● **Required action**
Write out all the entries word for word, but skip any images.

● **Data section**
BEGIN

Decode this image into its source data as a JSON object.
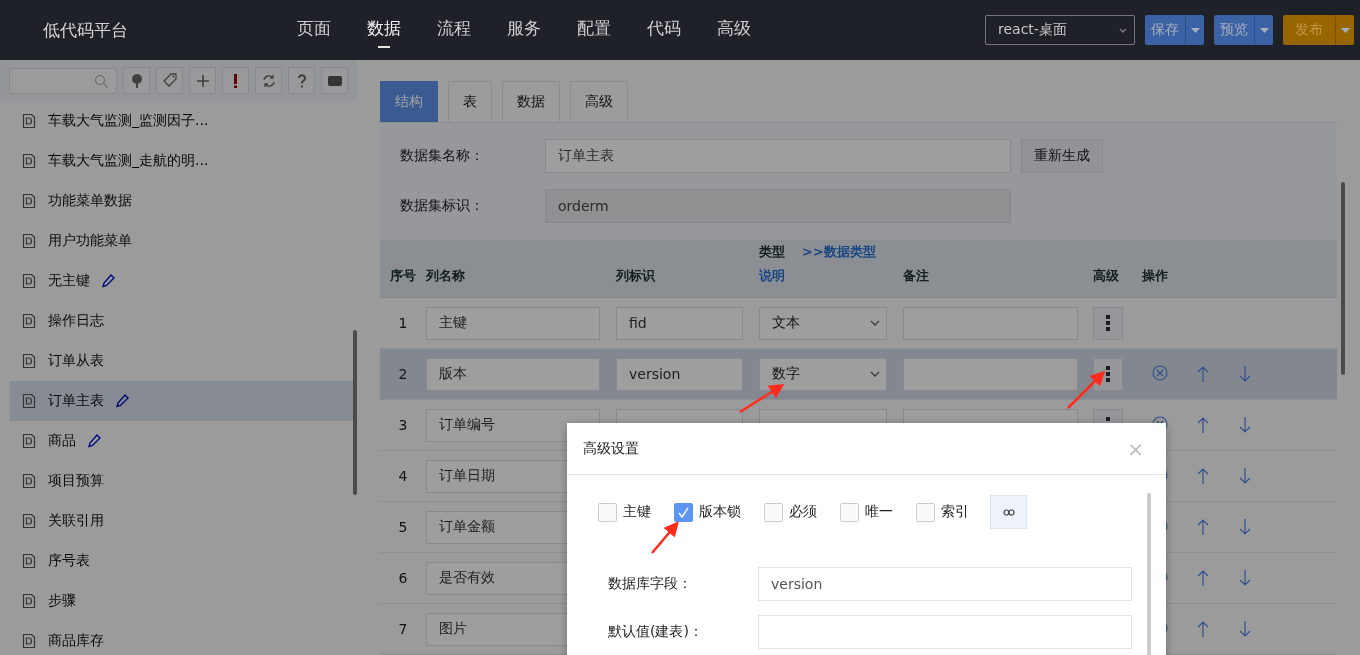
{
  "header": {
    "logo": "低代码平台",
    "nav": [
      {
        "label": "页面",
        "selected": false
      },
      {
        "label": "数据",
        "selected": true
      },
      {
        "label": "流程",
        "selected": false
      },
      {
        "label": "服务",
        "selected": false
      },
      {
        "label": "配置",
        "selected": false
      },
      {
        "label": "代码",
        "selected": false
      },
      {
        "label": "高级",
        "selected": false
      }
    ],
    "app_select": "react-桌面",
    "buttons": [
      {
        "label": "保存",
        "kind": "primary"
      },
      {
        "label": "预览",
        "kind": "primary"
      },
      {
        "label": "发布",
        "kind": "warning"
      }
    ]
  },
  "sidebar": {
    "items": [
      {
        "label": "车载大气监测_监测因子...",
        "selected": false,
        "editable": false
      },
      {
        "label": "车载大气监测_走航的明...",
        "selected": false,
        "editable": false
      },
      {
        "label": "功能菜单数据",
        "selected": false,
        "editable": false
      },
      {
        "label": "用户功能菜单",
        "selected": false,
        "editable": false
      },
      {
        "label": "无主键",
        "selected": false,
        "editable": true
      },
      {
        "label": "操作日志",
        "selected": false,
        "editable": false
      },
      {
        "label": "订单从表",
        "selected": false,
        "editable": false
      },
      {
        "label": "订单主表",
        "selected": true,
        "editable": true
      },
      {
        "label": "商品",
        "selected": false,
        "editable": true
      },
      {
        "label": "项目预算",
        "selected": false,
        "editable": false
      },
      {
        "label": "关联引用",
        "selected": false,
        "editable": false
      },
      {
        "label": "序号表",
        "selected": false,
        "editable": false
      },
      {
        "label": "步骤",
        "selected": false,
        "editable": false
      },
      {
        "label": "商品库存",
        "selected": false,
        "editable": false
      }
    ]
  },
  "tabs": [
    {
      "label": "结构",
      "selected": true
    },
    {
      "label": "表",
      "selected": false
    },
    {
      "label": "数据",
      "selected": false
    },
    {
      "label": "高级",
      "selected": false
    }
  ],
  "form": {
    "name_label": "数据集名称：",
    "name_value": "订单主表",
    "regenerate": "重新生成",
    "id_label": "数据集标识：",
    "id_value": "orderm"
  },
  "table": {
    "columns": {
      "index": "序号",
      "name": "列名称",
      "id": "列标识",
      "type": "类型",
      "type_note": "说明",
      "type_link": ">>数据类型",
      "note": "备注",
      "advanced": "高级",
      "actions": "操作"
    },
    "rows": [
      {
        "index": "1",
        "name": "主键",
        "id": "fid",
        "type": "文本",
        "actions": false,
        "selected": false
      },
      {
        "index": "2",
        "name": "版本",
        "id": "version",
        "type": "数字",
        "actions": true,
        "selected": true
      },
      {
        "index": "3",
        "name": "订单编号",
        "actions": true,
        "selected": false
      },
      {
        "index": "4",
        "name": "订单日期",
        "actions": true,
        "selected": false
      },
      {
        "index": "5",
        "name": "订单金额",
        "actions": true,
        "selected": false
      },
      {
        "index": "6",
        "name": "是否有效",
        "actions": true,
        "selected": false
      },
      {
        "index": "7",
        "name": "图片",
        "actions": true,
        "selected": false
      }
    ]
  },
  "modal": {
    "title": "高级设置",
    "close": "×",
    "checkboxes": [
      {
        "label": "主键",
        "checked": false
      },
      {
        "label": "版本锁",
        "checked": true
      },
      {
        "label": "必须",
        "checked": false
      },
      {
        "label": "唯一",
        "checked": false
      },
      {
        "label": "索引",
        "checked": false
      }
    ],
    "fields": [
      {
        "label": "数据库字段：",
        "value": "version"
      },
      {
        "label": "默认值(建表)："
      }
    ]
  },
  "annotations": [
    {
      "kind": "arrow"
    },
    {
      "kind": "arrow"
    },
    {
      "kind": "arrow"
    }
  ]
}
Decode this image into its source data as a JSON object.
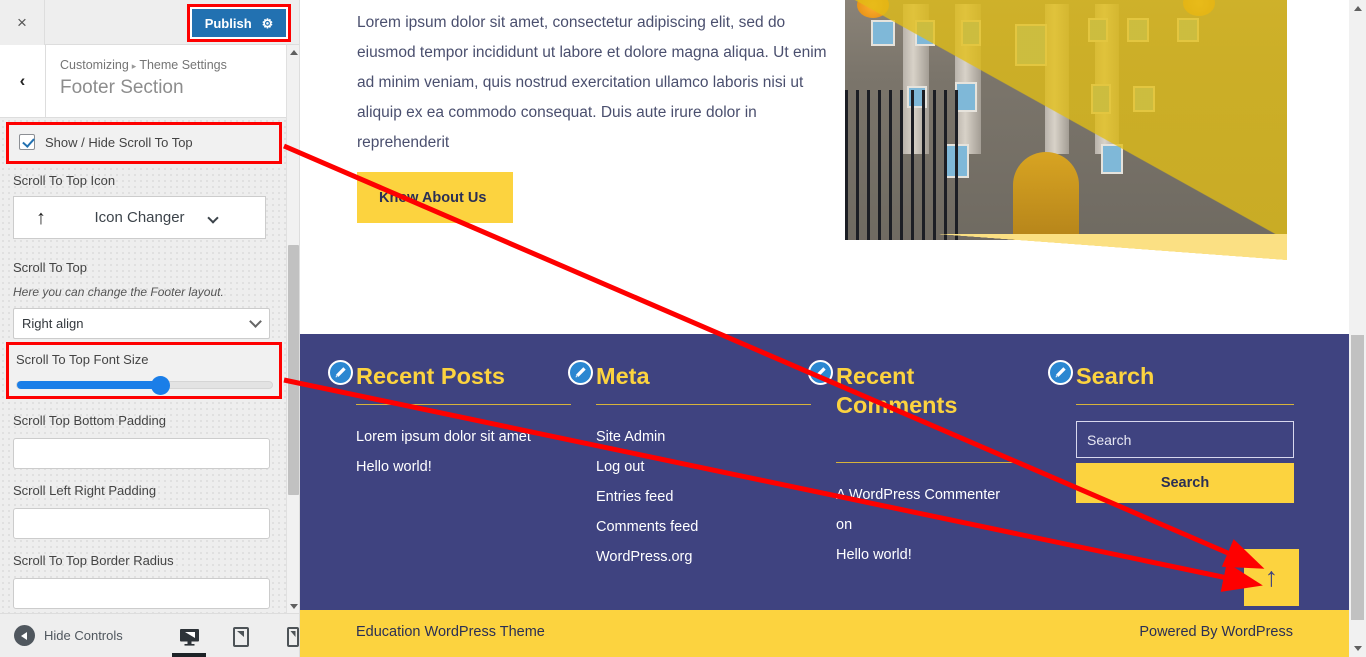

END

● **Answer for this exercise**
Decode this image into its source data as a JSON object.
{
  "header": {
    "logo": "低代码平台",
    "nav": [
      {
        "label": "页面",
        "selected": false
      },
      {
        "label": "数据",
        "selected": true
      },
      {
        "label": "流程",
        "selected": false
      },
      {
        "label": "服务",
        "selected": false
      },
      {
        "label": "配置",
        "selected": false
      },
      {
        "label": "代码",
        "selected": false
      },
      {
        "label": "高级",
        "selected": false
      }
    ],
    "app_select": "react-桌面",
    "buttons": [
      {
        "label": "保存",
        "kind": "primary"
      },
      {
        "label": "预览",
        "kind": "primary"
      },
      {
        "label": "发布",
        "kind": "warning"
      }
    ]
  },
  "sidebar": {
    "items": [
      {
        "label": "车载大气监测_监测因子...",
        "selected": false,
        "editable": false
      },
      {
        "label": "车载大气监测_走航的明...",
        "selected": false,
        "editable": false
      },
      {
        "label": "功能菜单数据",
        "selected": false,
        "editable": false
      },
      {
        "label": "用户功能菜单",
        "selected": false,
        "editable": false
      },
      {
        "label": "无主键",
        "selected": false,
        "editable": true
      },
      {
        "label": "操作日志",
        "selected": false,
        "editable": false
      },
      {
        "label": "订单从表",
        "selected": false,
        "editable": false
      },
      {
        "label": "订单主表",
        "selected": true,
        "editable": true
      },
      {
        "label": "商品",
        "selected": false,
        "editable": true
      },
      {
        "label": "项目预算",
        "selected": false,
        "editable": false
      },
      {
        "label": "关联引用",
        "selected": false,
        "editable": false
      },
      {
        "label": "序号表",
        "selected": false,
        "editable": false
      },
      {
        "label": "步骤",
        "selected": false,
        "editable": false
      },
      {
        "label": "商品库存",
        "selected": false,
        "editable": false
      }
    ]
  },
  "tabs": [
    {
      "label": "结构",
      "selected": true
    },
    {
      "label": "表",
      "selected": false
    },
    {
      "label": "数据",
      "selected": false
    },
    {
      "label": "高级",
      "selected": false
    }
  ],
  "form": {
    "name_label": "数据集名称：",
    "name_value": "订单主表",
    "regenerate": "重新生成",
    "id_label": "数据集标识：",
    "id_value": "orderm"
  },
  "table": {
    "columns": {
      "index": "序号",
      "name": "列名称",
      "id": "列标识",
      "type": "类型",
      "type_note": "说明",
      "type_link": ">>数据类型",
      "note": "备注",
      "advanced": "高级",
      "actions": "操作"
    },
    "rows": [
      {
        "index": "1",
        "name": "主键",
        "id": "fid",
        "type": "文本",
        "actions": false,
        "selected": false
      },
      {
        "index": "2",
        "name": "版本",
        "id": "version",
        "type": "数字",
        "actions": true,
        "selected": true
      },
      {
        "index": "3",
        "name": "订单编号",
        "actions": true,
        "selected": false
      },
      {
        "index": "4",
        "name": "订单日期",
        "actions": true,
        "selected": false
      },
      {
        "index": "5",
        "name": "订单金额",
        "actions": true,
        "selected": false
      },
      {
        "index": "6",
        "name": "是否有效",
        "actions": true,
        "selected": false
      },
      {
        "index": "7",
        "name": "图片",
        "actions": true,
        "selected": false
      }
    ]
  },
  "modal": {
    "title": "高级设置",
    "close": "×",
    "checkboxes": [
      {
        "label": "主键",
        "checked": false
      },
      {
        "label": "版本锁",
        "checked": true
      },
      {
        "label": "必须",
        "checked": false
      },
      {
        "label": "唯一",
        "checked": false
      },
      {
        "label": "索引",
        "checked": false
      }
    ],
    "fields": [
      {
        "label": "数据库字段：",
        "value": "version"
      },
      {
        "label": "默认值(建表)："
      }
    ]
  },
  "annotations": [
    {
      "kind": "arrow"
    },
    {
      "kind": "arrow"
    },
    {
      "kind": "arrow"
    }
  ]
}
Decode this image into its source data as a JSON object.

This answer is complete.